by Lisa Nelson, MD Family Medicine | January 17, 2019
One of the things that baffles me most about modern medicine is our failure to clearly and effectively make the link between diet and chronic disease to our patients. In a recent CNBC posting on fatty liver disease, the new “silent killer,” I didn’t find a single mention of what causes fatty liver. In fact, the entire spin of the article was the costly search for medication to treat this epidemic that by 2020 “will overtake hepatitis C as the No. 1 cause of liver transplantation in the U.S.”
Fatty liver, as most clinicians are aware, is the pathologic deposition of fat in and around the liver, causing inflammation and scarring that can lead to cirrhosis. It is highly correlated with insulin resistance and metabolic syndrome. Though genes may set some of us up to develop metabolic syndrome more quickly than others, it is diet and lack of exercise that pulls the trigger.

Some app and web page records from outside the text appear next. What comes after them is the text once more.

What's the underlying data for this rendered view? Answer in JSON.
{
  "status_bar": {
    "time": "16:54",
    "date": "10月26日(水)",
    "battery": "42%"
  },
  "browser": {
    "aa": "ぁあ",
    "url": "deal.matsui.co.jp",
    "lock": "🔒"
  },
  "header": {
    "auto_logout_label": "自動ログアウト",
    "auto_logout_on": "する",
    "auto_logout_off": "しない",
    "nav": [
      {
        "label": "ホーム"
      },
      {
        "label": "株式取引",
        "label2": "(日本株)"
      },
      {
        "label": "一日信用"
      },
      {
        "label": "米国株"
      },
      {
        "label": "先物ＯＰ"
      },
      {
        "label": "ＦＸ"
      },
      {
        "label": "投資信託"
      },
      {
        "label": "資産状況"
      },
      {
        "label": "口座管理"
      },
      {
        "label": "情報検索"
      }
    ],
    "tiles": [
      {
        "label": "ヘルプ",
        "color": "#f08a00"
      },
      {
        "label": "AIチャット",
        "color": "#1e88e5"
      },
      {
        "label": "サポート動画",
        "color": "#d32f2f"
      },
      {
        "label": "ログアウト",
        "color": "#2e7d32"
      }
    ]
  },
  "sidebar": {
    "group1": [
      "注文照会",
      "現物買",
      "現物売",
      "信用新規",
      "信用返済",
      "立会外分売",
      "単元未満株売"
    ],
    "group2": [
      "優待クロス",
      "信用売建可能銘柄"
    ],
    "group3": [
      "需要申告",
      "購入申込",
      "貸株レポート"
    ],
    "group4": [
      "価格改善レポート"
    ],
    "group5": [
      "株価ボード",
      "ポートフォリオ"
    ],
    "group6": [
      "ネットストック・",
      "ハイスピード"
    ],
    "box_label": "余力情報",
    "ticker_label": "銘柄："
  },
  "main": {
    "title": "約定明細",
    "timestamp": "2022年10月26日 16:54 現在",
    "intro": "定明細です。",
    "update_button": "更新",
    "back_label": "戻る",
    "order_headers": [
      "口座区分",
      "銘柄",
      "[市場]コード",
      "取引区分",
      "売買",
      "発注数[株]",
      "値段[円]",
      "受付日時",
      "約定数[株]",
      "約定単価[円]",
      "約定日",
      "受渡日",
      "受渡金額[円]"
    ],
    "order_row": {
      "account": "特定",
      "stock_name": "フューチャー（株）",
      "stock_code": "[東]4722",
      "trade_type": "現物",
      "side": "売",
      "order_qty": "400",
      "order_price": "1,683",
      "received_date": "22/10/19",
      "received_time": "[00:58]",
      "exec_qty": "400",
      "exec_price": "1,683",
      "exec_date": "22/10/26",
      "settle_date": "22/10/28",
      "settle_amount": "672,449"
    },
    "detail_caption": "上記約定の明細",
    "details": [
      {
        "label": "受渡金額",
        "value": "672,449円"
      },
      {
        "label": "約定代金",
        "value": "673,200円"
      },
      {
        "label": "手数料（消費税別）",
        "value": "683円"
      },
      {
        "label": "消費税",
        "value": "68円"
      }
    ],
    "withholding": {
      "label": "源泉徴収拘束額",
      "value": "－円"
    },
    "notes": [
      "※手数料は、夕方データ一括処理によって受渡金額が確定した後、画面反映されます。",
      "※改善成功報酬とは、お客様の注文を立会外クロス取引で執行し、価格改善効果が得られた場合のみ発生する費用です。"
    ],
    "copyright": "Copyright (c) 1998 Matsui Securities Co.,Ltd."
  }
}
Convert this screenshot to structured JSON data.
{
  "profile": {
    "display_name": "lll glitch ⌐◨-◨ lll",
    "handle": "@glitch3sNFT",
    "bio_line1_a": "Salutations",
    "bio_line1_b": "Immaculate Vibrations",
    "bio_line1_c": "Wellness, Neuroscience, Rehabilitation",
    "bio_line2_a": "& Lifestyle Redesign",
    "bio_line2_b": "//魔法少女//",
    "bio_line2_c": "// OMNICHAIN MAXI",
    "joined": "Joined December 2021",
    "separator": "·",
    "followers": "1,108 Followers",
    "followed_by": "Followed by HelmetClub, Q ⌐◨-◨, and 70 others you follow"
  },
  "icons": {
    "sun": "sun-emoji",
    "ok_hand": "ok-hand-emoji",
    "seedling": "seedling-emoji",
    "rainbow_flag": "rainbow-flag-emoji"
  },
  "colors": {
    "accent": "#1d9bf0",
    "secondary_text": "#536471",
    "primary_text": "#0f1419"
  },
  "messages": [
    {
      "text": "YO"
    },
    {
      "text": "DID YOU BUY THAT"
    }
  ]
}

But it is not just “diet”– a vague and indistinct entity. It is one very specific and plentiful part of the American diet, that is most taxing on the liver: fructose. And while most people associate fructose with fruit, by far its largest source is actually sugar—particularly in the form of sucrose (from cane and beet sugar) and high fructose corn syrup. For those that would like to learn more about fructose’s effect on the liver, I recommend watching pediatric endocrinologist Dr Robert Lustig’s lecture “What is Metabolic Syndrome and Why are Children Getting it?”
Though using words like “molecule” and “disaccharide” can cause eyes to glaze over, it’s important to understand the make-up of sugar, so that we understand what it does in the body. Sucrose, or simple table sugar, is a disaccharide composed of one molecule of fructose linked to one molecule of glucose. While the modern human has evolved fairly well to accommodate large amounts of glucose, the primary component of dietary starch, we are not developed to handle large amounts of fructose.
Think about it: fructose naturally occurs in fruits and some vegetables. So for thousands and thousands of years, our consumption of fructose was limited to plant sources that were nearby and in season. Because of these limitations, we simply could not ingest that much fructose at one time. But all that changed when humans figured out how to pull the sweet substance from cane and beets, giving us crystalized sugar. Once we’d learned to refine it, we had a portable, non-perishable, compact, concentrated and addictive form of glucose and fructose that is now consumed to the tune of more than one hundred pounds per person per year.
The fact that sugar is prevalent in our diet is not news—the climbing rates of sugar consumption since the 1950s is an oft-cited fact. The fact that it is not a health food isn’t news either. But there is one piece of sugar’s use that is under-recognized, and key to understanding our inability to curtail its use.
Sugar is a drug. It triggers the release of endogenous opioids that relieve pain. We’ve been giving sucrose solution (i.e. sugar water) to infants in hospitals for pain control during procedures for years. We know it works; we sanction its use. See this explanation supporting sucrose for pain relief.
Why then are we unable or unwilling to acknowledge the simple truth that millions of Americans use sugar on a daily basis for the relief of stress, boredom, and emotional and physical pain?
I grew up in the 1970s eating Ho-hos and drinking 7-Up, and spent most of my teens and twenties going from one sugar bolus to another in a subconscious effort to get a little legal buzz and soothe my pain. I was completely unaware of what drove this habit – I thought I just liked the way sugar tasted– until I went to medical school and saw, first-hand, how sugar was used therapeutically. A lightbulb went on in my brain. Once I saw that I wasn’t just choosing to eat sugar, but self-medicating with it, I was able to change the habit. I am now 25 pounds lighter and about 80% happier than in my early twenties, and I highly suspect this simple dietary change is the main reason.
Why are we so reluctant to talk about the neuroactive properties of food? Though cigarettes, opiates, benzos and alcohol are considered “real” and worrisome addictions meriting screening and treatment, the medical profession has been too squeamish to validate food or sugar addiction, despite the fact that so many people feel out of control in their eating habits.
It’s time to stop ignoring the link between diet and disease. It’s also time to stop treating sugar as simply another source of calories. It’s neuroactive, it lessens pain. And it’s a drug we all have access to, every day. The amount of sugar available in commercial products now makes the Ho-Hos I was addicted to look quaint. Did you know a large Vanilla Bean Coolata from Dunkin Donuts has nearly one full cup (175 grams, or 43 3/4 teaspoons) of sugar? That’s more than four times the American Heart Association’s upper recommended limit for an entire day in a single serving.
Instead of funneling millions of dollars into research for a pharmaceutical “cure,” let’s start with what we already know. We need to help people recognize the dangers of overuse and develop other ways to feel better. Let’s talk to our patients about what they eat, and encourage them to cut out sugar. And let’s use the millions of dollars going to pharmacologic solutions for education instead, or even better, to provide access to fresh whole foods for everyone.